Naturally Chipped Paint Finish
Naturally chipped paint has a look all it’s own. I can spot the real thing from 10 feet away but those guys are hard to find. So what can you do to get the naturally chipped paint finish on your newer furniture? Try Miss Mustard Seed’s Milk Paint…….it’s really hard to tell if the finish is aged or faked.
When the paint first came out I was a retailer. There came a point when I had too many irons in the fire and had to give something up. Selling furniture paint products wasn’t near as much fun as painting with the products. I still use the milk paint. I’m an “equal opportunity paint” painter. My paint stash includes all kinds of paints.
This piece is painted with Miss Mustard Seed’s Milk Paint in Flow Blue. The vintage dresser makes me smile. It has happy written all over it.
I paid $30 for it at my favorite junk shop. The vintage piece just called for chippy paint. I debated about the color and finally decided on blue. I have started doing Facebook lives some mornings and last week I showed this piece and asked for color suggestions. You can watch my old Facebook lives on my Facebook page. Be sure and follow my page and you might get the notifications when I do a live video. It’s hard to tell because Facebook is fickle.
The paint comes in a powder form and you just mix it with water.
Then brush the paint on. This piece only needed one coat because the coverage is awesome.I filmed the whole paint process and hope to get the video tutorial edited and on this post before the day is done. You can see me in my natural habitat….my workshop. I wear my paint clothes and one of hubby’s plaid flannel shirts to paint in. That’s how I roll. Uptown all the way.
The paint loosens and chips in areas as it dries.
I wipe off the loose paint with a rag and if I want more paint to come off I use a scraper.
The last step in the process is wax. The wax adds sheen and also protects the paint finish.
Here is my video of the whole process. Don’t worry! Less than two minutes long….
Milk Paint Tutorial Video
The wood knobs were in my hardware stash. Originally they were natural wood and I painted them off-white. The project I planned to use them on looked better with other hardware. Win-win for this vintage piece. Vintage meets modern.

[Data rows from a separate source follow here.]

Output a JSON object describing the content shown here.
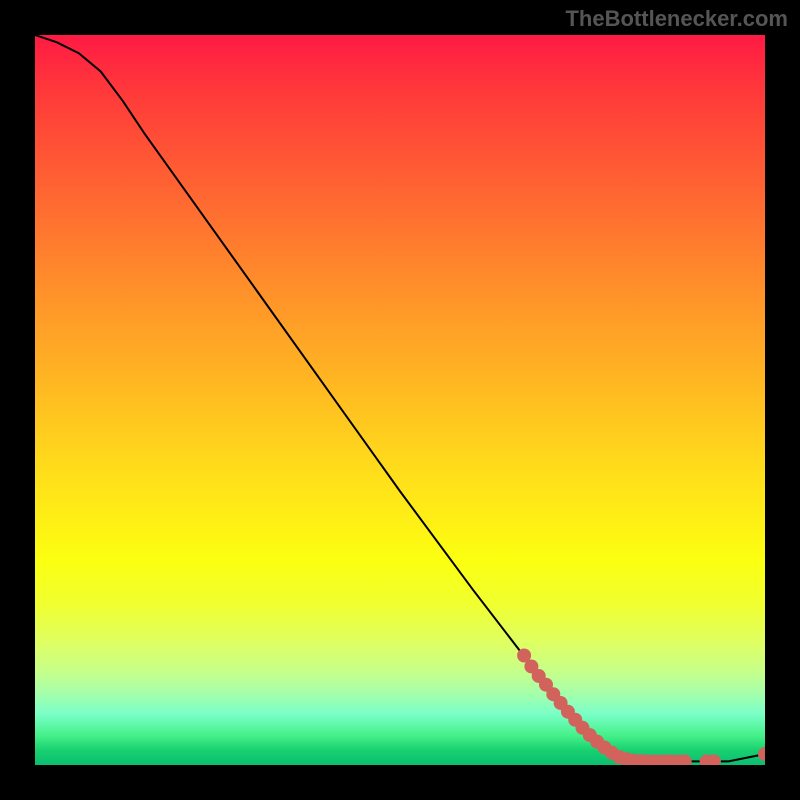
{
  "attribution": "TheBottlenecker.com",
  "chart_data": {
    "type": "line",
    "title": "",
    "xlabel": "",
    "ylabel": "",
    "xlim": [
      0,
      100
    ],
    "ylim": [
      0,
      100
    ],
    "grid": false,
    "curve": [
      {
        "x": 0,
        "y": 100
      },
      {
        "x": 3,
        "y": 99
      },
      {
        "x": 6,
        "y": 97.5
      },
      {
        "x": 9,
        "y": 95
      },
      {
        "x": 12,
        "y": 91
      },
      {
        "x": 15,
        "y": 86.5
      },
      {
        "x": 20,
        "y": 79.5
      },
      {
        "x": 30,
        "y": 65.5
      },
      {
        "x": 40,
        "y": 51.5
      },
      {
        "x": 50,
        "y": 37.5
      },
      {
        "x": 60,
        "y": 24
      },
      {
        "x": 70,
        "y": 11
      },
      {
        "x": 75,
        "y": 5
      },
      {
        "x": 78,
        "y": 2
      },
      {
        "x": 80,
        "y": 1
      },
      {
        "x": 85,
        "y": 0.5
      },
      {
        "x": 90,
        "y": 0.5
      },
      {
        "x": 95,
        "y": 0.5
      },
      {
        "x": 100,
        "y": 1.5
      }
    ],
    "scatter_points": [
      {
        "x": 67,
        "y": 15
      },
      {
        "x": 68,
        "y": 13.5
      },
      {
        "x": 69,
        "y": 12.2
      },
      {
        "x": 70,
        "y": 11
      },
      {
        "x": 71,
        "y": 9.7
      },
      {
        "x": 72,
        "y": 8.5
      },
      {
        "x": 73,
        "y": 7.3
      },
      {
        "x": 74,
        "y": 6.2
      },
      {
        "x": 75,
        "y": 5.1
      },
      {
        "x": 76,
        "y": 4.1
      },
      {
        "x": 77,
        "y": 3.2
      },
      {
        "x": 78,
        "y": 2.4
      },
      {
        "x": 79,
        "y": 1.7
      },
      {
        "x": 80,
        "y": 1.1
      },
      {
        "x": 81,
        "y": 0.8
      },
      {
        "x": 82,
        "y": 0.6
      },
      {
        "x": 83,
        "y": 0.55
      },
      {
        "x": 84,
        "y": 0.5
      },
      {
        "x": 85,
        "y": 0.5
      },
      {
        "x": 86,
        "y": 0.5
      },
      {
        "x": 87,
        "y": 0.5
      },
      {
        "x": 88,
        "y": 0.5
      },
      {
        "x": 89,
        "y": 0.5
      },
      {
        "x": 92,
        "y": 0.5
      },
      {
        "x": 93,
        "y": 0.5
      },
      {
        "x": 100,
        "y": 1.5
      }
    ],
    "scatter_color": "#d1635c",
    "line_color": "#000000"
  }
}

What about that chippy paint? The chippy milk paint look is totally different from distressing paint with sandpaper. The wood is not raw for one thing. Also chippy, round, spots are hard to achieve with sandpaper.
My first milk paint project was the Tricycle Red Radio Cabinet. When I was painting the cabinet I wasn’t even thinking about how it would be received. Boy was I surprised. Bloggers and furniture painters know me by that cabinet. They may not know my name but they know I painted THE RED RADIO CABINET. The red cabinet is in our family room. The naturally chipped paint finish is still pretty after 5 years. You can see it here….Radio Cabinet Painted Tricycle Red.
Naturally Chippy Paint Finish Look
This is what I tell people about MMS Milk Paint…The finish is one–of- a- kind. The unique aspect is that you never know what result you will get! You need to take in to consideration the original finish on the furniture. I have found that highly varnished pieces will chip a lot or the paint may crackle instead of chip. A lacquered surface will chip very, very heavily or chip off completely so you might want to use the bonding agent. An older wood piece without any varnish or gloss may not chip at all. On an unfinished piece of furniture the wood will soak the paint up and it will not chip. If the furniture piece has a coat of paint, the Milk Paint may crackle instead of chip or it may not chip at all. My advice? Just have fun and go with it.
Links to popular Miss Mustard Seeds Milk Paint projects…..
2. Antique Bed painted Vintage Rose special mix MMS …..where you are now!
3. Boxwood Cedar Chest…..Boxwood over a lighter green original paint and distressed
4. Quirky Table…… with about 6 different milk paint colors layered on
You can read all my milk paint tips and tricks here….Milk Paint Tips. Thanks for being here, Kathy